So what did all of this signal for them?  For us, also baptized and confirmed in the Spirit as followers of Jesus, the Christ?  For them, it called for courage to go out and boldly proclaim the message of love, unity and care that Jesus proclaimed so boldly concerning his Abba God.  I believe it calls each of us to a passionate walk with our brother Jesus—it calls us to get angry when we see people in positions of power, whether in Church or State, abusing that power for their own advancement when it was actually given for others, to make our world better.  It calls us to look lovingly on our beautiful earth and to do all we can to protect it for the use and enjoyment of generations to come.  It calls us to slow down, now, to see the beauty that the month of June gives us in the explosion of growth and color all around.   Joan Chittister speaks well of the beauty all around us and suggests that “flowers confront us with our responsibility for beauty.”  Do we bring beauty into our world through our actions, our speech, our very thoughts?
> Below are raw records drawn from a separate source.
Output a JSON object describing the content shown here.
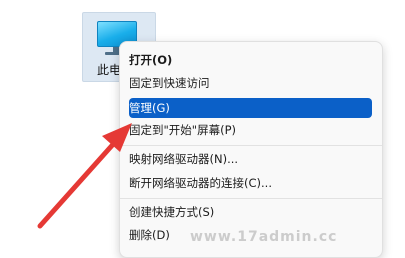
{
  "desktop_icon": {
    "label": "此电脑"
  },
  "context_menu": {
    "items": [
      {
        "label": "打开(O)"
      },
      {
        "label": "固定到快速访问"
      },
      {
        "label": "管理(G)"
      },
      {
        "label": "固定到\"开始\"屏幕(P)"
      },
      {
        "label": "映射网络驱动器(N)..."
      },
      {
        "label": "断开网络驱动器的连接(C)..."
      },
      {
        "label": "创建快捷方式(S)"
      },
      {
        "label": "删除(D)"
      }
    ]
  },
  "watermark": "www.17admin.cc",
  "colors": {
    "selection": "#0b60c8",
    "arrow": "#e53935"
  }
}
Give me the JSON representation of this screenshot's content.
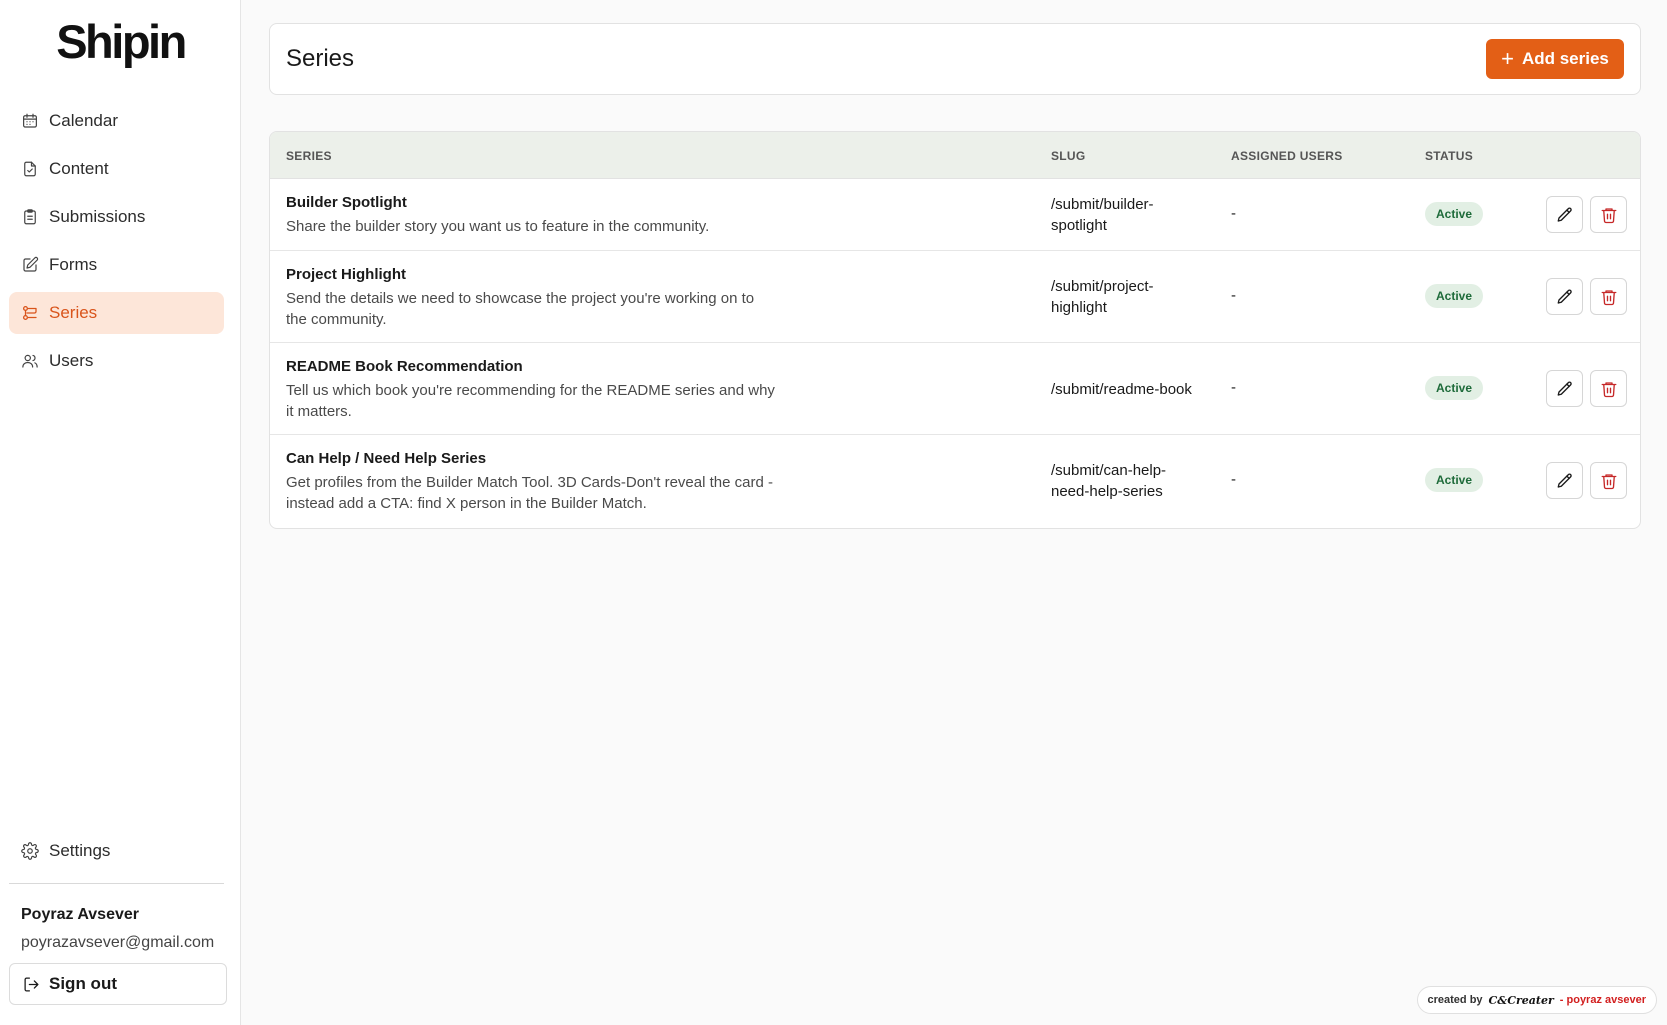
{
  "app": {
    "logo": "Shipin"
  },
  "sidebar": {
    "items": [
      {
        "label": "Calendar",
        "icon": "calendar-icon"
      },
      {
        "label": "Content",
        "icon": "content-icon"
      },
      {
        "label": "Submissions",
        "icon": "clipboard-icon"
      },
      {
        "label": "Forms",
        "icon": "edit-form-icon"
      },
      {
        "label": "Series",
        "icon": "series-icon",
        "active": true
      },
      {
        "label": "Users",
        "icon": "users-icon"
      }
    ],
    "settings_label": "Settings",
    "user": {
      "name": "Poyraz Avsever",
      "email": "poyrazavsever@gmail.com"
    },
    "signout_label": "Sign out"
  },
  "header": {
    "title": "Series",
    "add_button_label": "Add series"
  },
  "table": {
    "columns": [
      "SERIES",
      "SLUG",
      "ASSIGNED USERS",
      "STATUS"
    ],
    "rows": [
      {
        "title": "Builder Spotlight",
        "description": "Share the builder story you want us to feature in the community.",
        "slug": "/submit/builder-spotlight",
        "assigned_users": "-",
        "status": "Active"
      },
      {
        "title": "Project Highlight",
        "description": "Send the details we need to showcase the project you're working on to the community.",
        "slug": "/submit/project-highlight",
        "assigned_users": "-",
        "status": "Active"
      },
      {
        "title": "README Book Recommendation",
        "description": "Tell us which book you're recommending for the README series and why it matters.",
        "slug": "/submit/readme-book",
        "assigned_users": "-",
        "status": "Active"
      },
      {
        "title": "Can Help / Need Help Series",
        "description": "Get profiles from the Builder Match Tool. 3D Cards-Don't reveal the card - instead add a CTA: find X person in the Builder Match.",
        "slug": "/submit/can-help-need-help-series",
        "assigned_users": "-",
        "status": "Active"
      }
    ]
  },
  "credit": {
    "prefix": "created by",
    "brand": "C&Creater",
    "suffix": "- poyraz avsever"
  },
  "colors": {
    "accent": "#e35f16",
    "active_bg": "#fde6d9",
    "badge_bg": "#e2efe4",
    "badge_text": "#1e6b3a",
    "delete": "#c62828"
  }
}
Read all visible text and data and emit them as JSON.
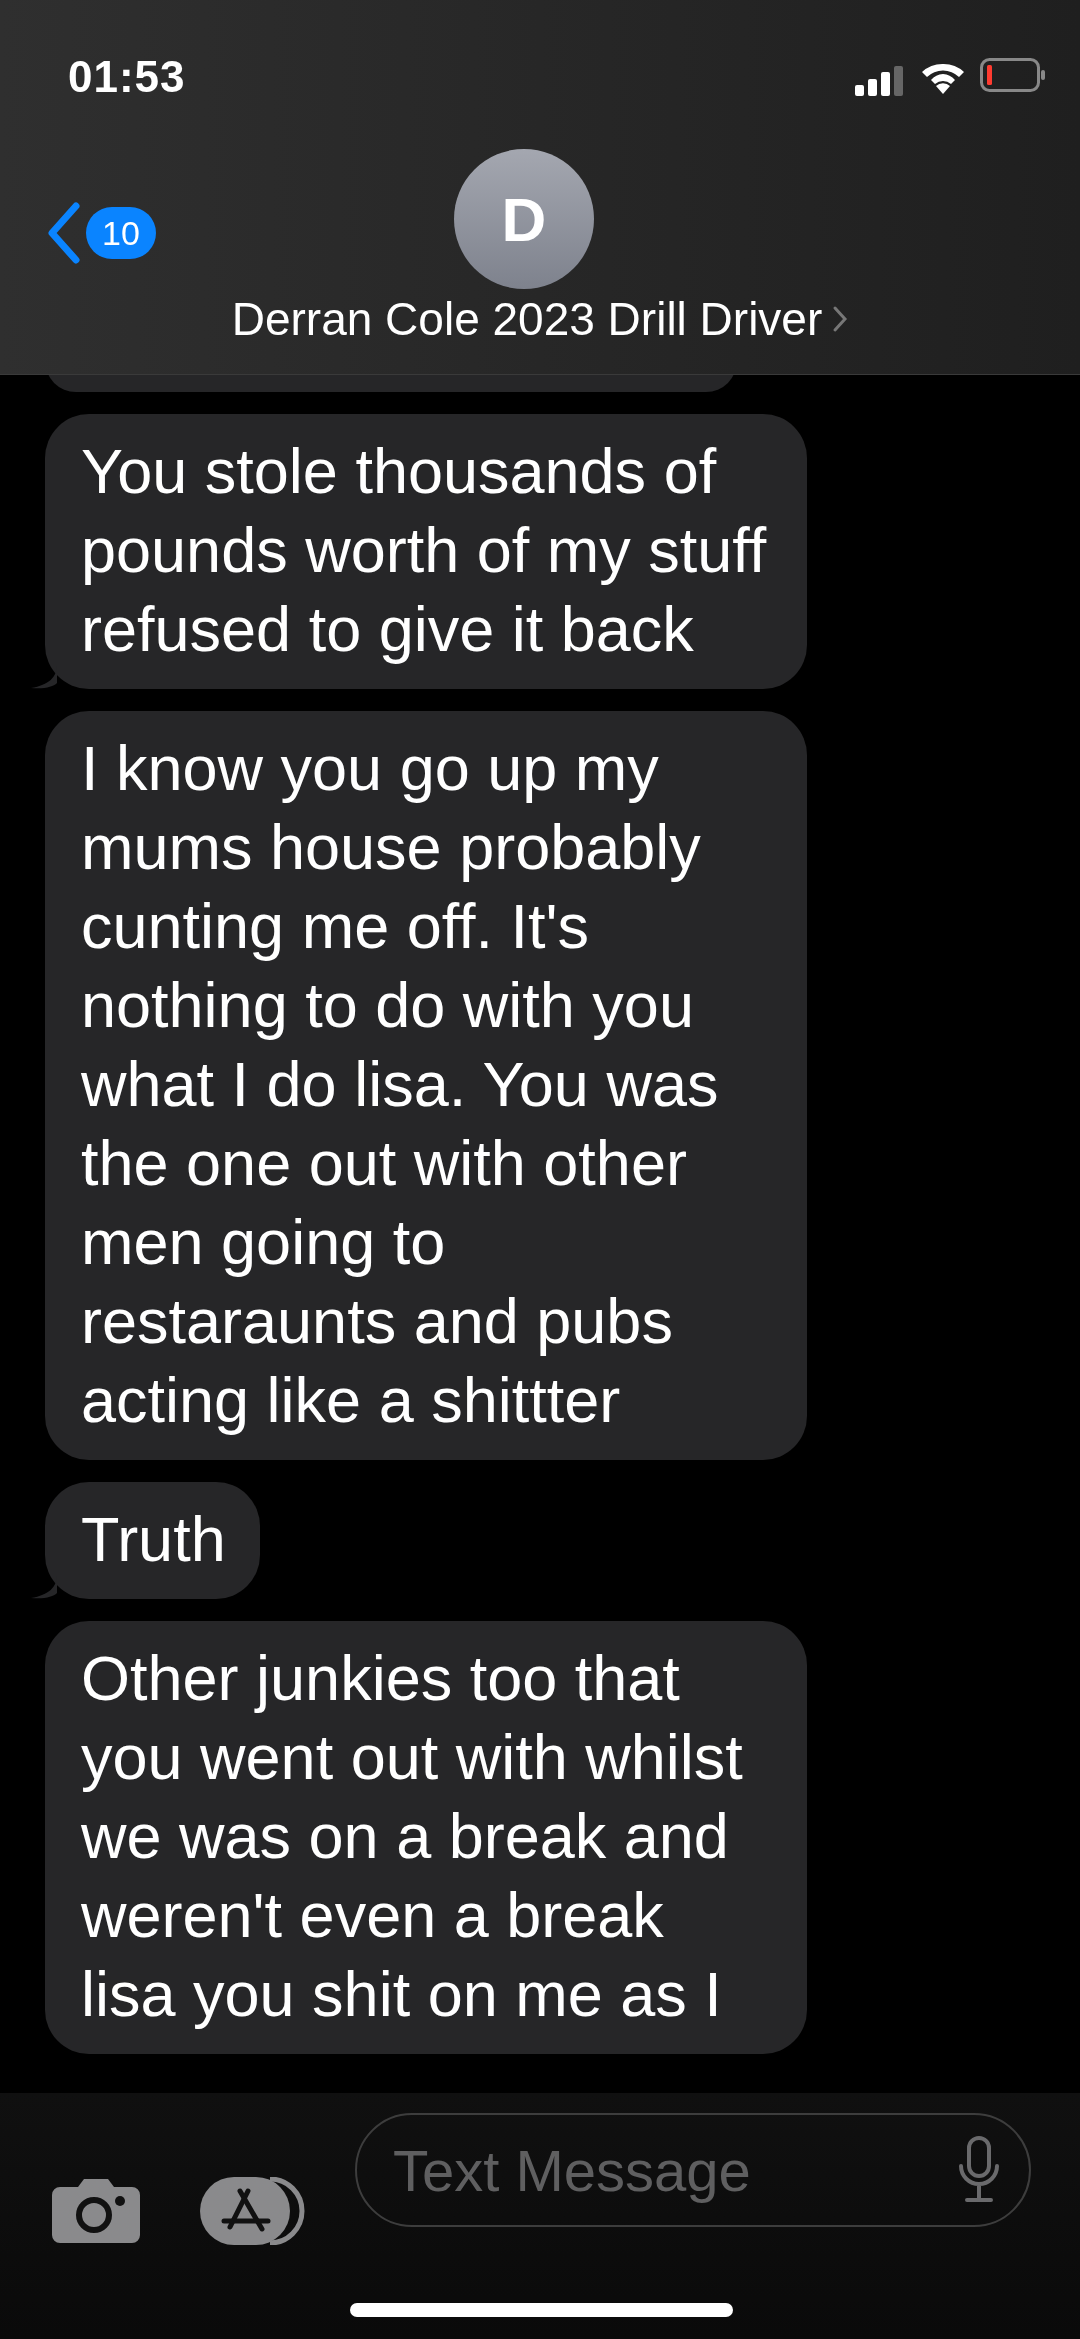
{
  "status_bar": {
    "time": "01:53"
  },
  "header": {
    "back_count": "10",
    "avatar_initial": "D",
    "contact_name": "Derran Cole 2023 Drill Driver"
  },
  "messages": [
    {
      "kind": "sliver",
      "tail": false
    },
    {
      "kind": "text",
      "text": "You stole thousands of pounds worth of my stuff refused to give it back",
      "tail": true
    },
    {
      "kind": "text",
      "text": "I know you go up my mums house probably cunting me off. It's nothing to do with you what I do lisa. You was the one out with other men going to restaraunts and pubs acting like a shittter",
      "tail": false
    },
    {
      "kind": "text",
      "text": "Truth",
      "tail": true
    },
    {
      "kind": "text",
      "text": "Other junkies too that you went out with whilst we was on a break and weren't even a break lisa you shit on me as I",
      "tail": false
    }
  ],
  "composer": {
    "placeholder": "Text Message"
  }
}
Pentecost is about being touched with the very Spirit of God to be our absolute best selves, always striving to show forth the divine that lives within each of us. Being our best selves, striving for that, means that we must, absolutely must, be accepting of all that come to our table and here I mean not only our table at All Are One, but the universal table of the Church. We must invite everyone to be part of this universal community and not wait until they believe as we do, but in the diversity that Paul speaks of to the Corinthians today—we will look with honor and privilege upon the gifts of all to show us the greater, grander face of God.  That is why I am a part of the Winona Interfaith Coalition because their vision is all about how much we share and how little divides us.

One of the aspects of Pentecost that we are all called to in this celebration is to remember that the gifts each of us is given are not ultimately for us, but for the building up of the kin-dom of our brother Jesus. Pentecost calls us to shake things up a bit—to be people of passion, fully alive and fully about love.  Pentecost calls us my friends to be prophets—to see visions and to dream dreams (Acts 2:17).  May God bless us all as we truly contemplate the Spirit’s indwelling within us and begin to join more fully in her work of renewing the face of the earth!  Amen? Amen!